Across the listing, tally the lines in which the word "comments" occurs, then report the tally alone.
[Opening Task inputs section]
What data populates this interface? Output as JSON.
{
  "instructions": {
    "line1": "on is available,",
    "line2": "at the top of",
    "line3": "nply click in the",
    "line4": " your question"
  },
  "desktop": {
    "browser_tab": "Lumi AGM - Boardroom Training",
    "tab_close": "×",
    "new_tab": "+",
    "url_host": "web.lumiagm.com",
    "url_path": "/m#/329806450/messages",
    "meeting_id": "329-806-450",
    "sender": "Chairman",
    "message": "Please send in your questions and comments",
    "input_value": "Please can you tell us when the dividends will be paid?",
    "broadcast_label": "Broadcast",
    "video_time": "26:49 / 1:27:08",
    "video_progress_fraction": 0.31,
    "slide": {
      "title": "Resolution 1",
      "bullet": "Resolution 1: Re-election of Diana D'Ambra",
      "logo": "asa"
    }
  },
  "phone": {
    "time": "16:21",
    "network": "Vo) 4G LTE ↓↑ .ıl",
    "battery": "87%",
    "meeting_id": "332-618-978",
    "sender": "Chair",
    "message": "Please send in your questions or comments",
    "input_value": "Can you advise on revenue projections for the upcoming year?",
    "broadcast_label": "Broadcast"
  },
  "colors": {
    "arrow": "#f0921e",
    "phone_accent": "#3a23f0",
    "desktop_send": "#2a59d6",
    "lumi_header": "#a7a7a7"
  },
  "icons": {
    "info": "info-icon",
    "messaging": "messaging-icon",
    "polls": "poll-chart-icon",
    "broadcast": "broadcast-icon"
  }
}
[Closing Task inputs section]
» **Exercise output**
2